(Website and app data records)
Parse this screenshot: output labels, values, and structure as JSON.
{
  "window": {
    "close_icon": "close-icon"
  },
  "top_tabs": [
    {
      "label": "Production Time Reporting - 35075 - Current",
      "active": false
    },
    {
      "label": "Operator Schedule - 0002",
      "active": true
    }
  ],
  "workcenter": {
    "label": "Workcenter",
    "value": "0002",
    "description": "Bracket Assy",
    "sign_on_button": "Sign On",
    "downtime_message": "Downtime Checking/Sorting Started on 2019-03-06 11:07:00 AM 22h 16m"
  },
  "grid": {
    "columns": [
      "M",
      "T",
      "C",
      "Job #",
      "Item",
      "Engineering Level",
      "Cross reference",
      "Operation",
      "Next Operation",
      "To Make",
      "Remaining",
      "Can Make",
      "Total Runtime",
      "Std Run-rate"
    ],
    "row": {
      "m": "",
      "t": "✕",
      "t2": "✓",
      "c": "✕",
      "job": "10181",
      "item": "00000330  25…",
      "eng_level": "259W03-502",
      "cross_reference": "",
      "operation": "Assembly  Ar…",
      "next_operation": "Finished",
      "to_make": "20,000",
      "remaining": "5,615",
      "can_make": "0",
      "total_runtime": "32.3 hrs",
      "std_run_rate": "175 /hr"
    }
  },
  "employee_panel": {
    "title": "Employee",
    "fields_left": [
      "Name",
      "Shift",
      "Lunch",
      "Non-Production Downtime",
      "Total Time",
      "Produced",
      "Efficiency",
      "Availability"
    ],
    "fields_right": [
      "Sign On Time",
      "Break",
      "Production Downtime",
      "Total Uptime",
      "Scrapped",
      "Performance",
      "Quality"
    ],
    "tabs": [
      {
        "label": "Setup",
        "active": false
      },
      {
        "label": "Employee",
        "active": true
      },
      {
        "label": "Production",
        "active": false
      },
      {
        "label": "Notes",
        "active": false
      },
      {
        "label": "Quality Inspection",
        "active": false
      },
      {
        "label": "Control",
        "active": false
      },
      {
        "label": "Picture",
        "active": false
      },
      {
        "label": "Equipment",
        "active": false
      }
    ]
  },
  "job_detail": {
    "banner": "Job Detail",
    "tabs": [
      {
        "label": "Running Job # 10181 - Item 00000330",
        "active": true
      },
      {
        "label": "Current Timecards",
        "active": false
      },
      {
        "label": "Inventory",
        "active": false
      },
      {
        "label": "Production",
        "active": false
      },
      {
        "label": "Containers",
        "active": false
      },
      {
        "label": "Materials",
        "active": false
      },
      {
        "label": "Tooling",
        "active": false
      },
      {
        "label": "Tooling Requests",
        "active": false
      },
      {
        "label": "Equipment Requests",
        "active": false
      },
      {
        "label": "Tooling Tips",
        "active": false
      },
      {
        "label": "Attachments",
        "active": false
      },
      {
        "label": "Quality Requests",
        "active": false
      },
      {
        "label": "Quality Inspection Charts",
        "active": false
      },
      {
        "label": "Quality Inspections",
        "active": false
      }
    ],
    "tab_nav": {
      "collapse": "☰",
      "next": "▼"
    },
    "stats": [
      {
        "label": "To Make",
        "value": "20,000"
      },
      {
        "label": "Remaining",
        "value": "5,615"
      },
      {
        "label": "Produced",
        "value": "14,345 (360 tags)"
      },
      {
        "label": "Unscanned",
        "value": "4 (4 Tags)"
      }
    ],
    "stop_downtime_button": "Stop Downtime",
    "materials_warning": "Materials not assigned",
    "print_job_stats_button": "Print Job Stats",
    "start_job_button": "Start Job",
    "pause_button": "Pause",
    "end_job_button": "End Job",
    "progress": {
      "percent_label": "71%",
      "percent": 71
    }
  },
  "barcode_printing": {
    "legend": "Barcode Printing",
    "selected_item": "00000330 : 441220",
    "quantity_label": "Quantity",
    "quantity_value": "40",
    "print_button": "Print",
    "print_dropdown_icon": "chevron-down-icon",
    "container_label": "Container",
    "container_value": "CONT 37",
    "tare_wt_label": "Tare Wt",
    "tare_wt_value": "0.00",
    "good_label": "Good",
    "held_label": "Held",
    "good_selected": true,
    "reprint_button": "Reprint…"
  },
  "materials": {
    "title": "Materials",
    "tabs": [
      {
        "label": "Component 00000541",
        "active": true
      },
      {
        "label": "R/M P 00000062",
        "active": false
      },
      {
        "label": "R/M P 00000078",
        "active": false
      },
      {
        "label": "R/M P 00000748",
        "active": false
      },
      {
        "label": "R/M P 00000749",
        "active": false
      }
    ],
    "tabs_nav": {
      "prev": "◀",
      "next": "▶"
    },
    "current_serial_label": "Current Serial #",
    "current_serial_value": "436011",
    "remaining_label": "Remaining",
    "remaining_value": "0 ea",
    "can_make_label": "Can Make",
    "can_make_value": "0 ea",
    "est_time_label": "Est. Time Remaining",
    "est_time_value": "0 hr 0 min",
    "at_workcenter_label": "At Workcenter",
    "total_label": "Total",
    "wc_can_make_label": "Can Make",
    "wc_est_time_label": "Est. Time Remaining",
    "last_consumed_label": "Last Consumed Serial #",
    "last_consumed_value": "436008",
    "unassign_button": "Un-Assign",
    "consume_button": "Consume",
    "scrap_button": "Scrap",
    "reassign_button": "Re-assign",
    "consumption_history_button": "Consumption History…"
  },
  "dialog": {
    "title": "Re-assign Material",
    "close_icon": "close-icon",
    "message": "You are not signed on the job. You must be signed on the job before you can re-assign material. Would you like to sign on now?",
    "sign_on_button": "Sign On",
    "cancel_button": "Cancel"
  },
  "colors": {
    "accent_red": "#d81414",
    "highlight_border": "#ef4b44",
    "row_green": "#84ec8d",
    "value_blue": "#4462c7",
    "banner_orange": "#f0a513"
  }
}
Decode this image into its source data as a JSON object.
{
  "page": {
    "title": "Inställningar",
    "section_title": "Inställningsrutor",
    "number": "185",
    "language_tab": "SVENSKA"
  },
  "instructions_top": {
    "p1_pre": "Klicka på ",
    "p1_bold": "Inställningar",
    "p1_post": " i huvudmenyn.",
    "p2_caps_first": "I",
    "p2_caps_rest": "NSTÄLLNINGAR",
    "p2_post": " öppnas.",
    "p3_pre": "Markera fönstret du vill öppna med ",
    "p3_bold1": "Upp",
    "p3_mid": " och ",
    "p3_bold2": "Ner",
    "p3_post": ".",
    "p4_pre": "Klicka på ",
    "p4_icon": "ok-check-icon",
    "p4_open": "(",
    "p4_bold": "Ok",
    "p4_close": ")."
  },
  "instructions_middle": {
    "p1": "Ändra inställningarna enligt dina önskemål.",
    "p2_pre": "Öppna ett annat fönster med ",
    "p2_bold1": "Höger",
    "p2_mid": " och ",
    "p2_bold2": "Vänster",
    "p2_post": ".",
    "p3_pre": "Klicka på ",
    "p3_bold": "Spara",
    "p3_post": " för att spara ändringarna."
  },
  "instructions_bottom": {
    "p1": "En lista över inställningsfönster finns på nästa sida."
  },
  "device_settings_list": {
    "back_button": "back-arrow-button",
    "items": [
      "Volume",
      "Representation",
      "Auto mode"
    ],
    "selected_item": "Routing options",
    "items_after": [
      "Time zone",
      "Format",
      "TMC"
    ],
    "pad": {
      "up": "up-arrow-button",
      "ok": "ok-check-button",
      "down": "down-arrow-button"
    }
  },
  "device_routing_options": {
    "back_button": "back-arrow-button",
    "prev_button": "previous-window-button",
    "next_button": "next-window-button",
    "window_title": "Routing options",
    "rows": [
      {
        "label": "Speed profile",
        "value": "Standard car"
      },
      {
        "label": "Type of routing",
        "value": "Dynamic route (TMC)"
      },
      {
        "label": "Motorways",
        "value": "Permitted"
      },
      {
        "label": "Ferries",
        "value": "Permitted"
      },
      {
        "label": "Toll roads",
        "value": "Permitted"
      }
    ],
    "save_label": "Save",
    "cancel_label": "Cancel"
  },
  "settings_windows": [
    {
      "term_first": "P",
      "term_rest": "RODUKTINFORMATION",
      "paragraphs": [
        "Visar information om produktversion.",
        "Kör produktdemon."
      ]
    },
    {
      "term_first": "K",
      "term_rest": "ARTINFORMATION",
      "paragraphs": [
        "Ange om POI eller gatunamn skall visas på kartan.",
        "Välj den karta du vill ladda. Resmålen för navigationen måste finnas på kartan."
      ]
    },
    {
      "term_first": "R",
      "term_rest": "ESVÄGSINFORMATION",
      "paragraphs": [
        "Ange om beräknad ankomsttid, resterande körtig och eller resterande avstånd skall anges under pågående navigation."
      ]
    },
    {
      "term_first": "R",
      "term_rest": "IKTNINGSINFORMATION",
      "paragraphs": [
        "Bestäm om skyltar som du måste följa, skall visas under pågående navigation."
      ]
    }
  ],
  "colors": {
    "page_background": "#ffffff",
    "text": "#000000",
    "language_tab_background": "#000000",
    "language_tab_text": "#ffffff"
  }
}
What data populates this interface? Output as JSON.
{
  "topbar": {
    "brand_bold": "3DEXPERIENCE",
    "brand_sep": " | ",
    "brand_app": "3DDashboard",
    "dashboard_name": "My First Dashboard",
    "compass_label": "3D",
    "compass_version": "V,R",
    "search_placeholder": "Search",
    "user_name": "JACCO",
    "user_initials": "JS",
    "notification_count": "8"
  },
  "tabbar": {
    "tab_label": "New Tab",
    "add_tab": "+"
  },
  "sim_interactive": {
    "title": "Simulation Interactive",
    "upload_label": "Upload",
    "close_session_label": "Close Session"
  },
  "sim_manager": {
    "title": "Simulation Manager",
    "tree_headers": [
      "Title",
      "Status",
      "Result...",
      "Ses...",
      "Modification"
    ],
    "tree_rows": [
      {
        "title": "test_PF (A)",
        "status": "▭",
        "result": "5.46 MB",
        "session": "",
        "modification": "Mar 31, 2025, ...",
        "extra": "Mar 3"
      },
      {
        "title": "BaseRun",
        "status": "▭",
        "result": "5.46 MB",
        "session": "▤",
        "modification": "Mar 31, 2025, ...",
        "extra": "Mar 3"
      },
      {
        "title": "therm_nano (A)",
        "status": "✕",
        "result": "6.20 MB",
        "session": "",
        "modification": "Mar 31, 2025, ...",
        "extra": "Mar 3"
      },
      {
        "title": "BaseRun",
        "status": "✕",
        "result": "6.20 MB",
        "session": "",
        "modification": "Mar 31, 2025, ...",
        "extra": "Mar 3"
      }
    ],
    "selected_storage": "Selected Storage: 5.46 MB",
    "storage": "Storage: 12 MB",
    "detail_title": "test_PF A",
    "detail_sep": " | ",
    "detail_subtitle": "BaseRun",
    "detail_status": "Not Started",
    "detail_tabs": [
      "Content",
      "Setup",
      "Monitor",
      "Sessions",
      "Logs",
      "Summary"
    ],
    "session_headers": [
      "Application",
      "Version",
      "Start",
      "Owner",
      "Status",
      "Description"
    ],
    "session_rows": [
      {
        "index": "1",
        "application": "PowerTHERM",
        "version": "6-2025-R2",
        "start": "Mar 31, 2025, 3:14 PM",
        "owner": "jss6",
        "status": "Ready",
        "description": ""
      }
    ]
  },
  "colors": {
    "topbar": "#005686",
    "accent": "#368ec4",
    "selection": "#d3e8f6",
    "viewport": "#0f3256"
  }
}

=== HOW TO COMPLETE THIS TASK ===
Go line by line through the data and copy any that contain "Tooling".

=== OUTPUT OF THE TASK ===
        "label": "Tooling",
        "label": "Tooling Requests",
        "label": "Tooling Tips",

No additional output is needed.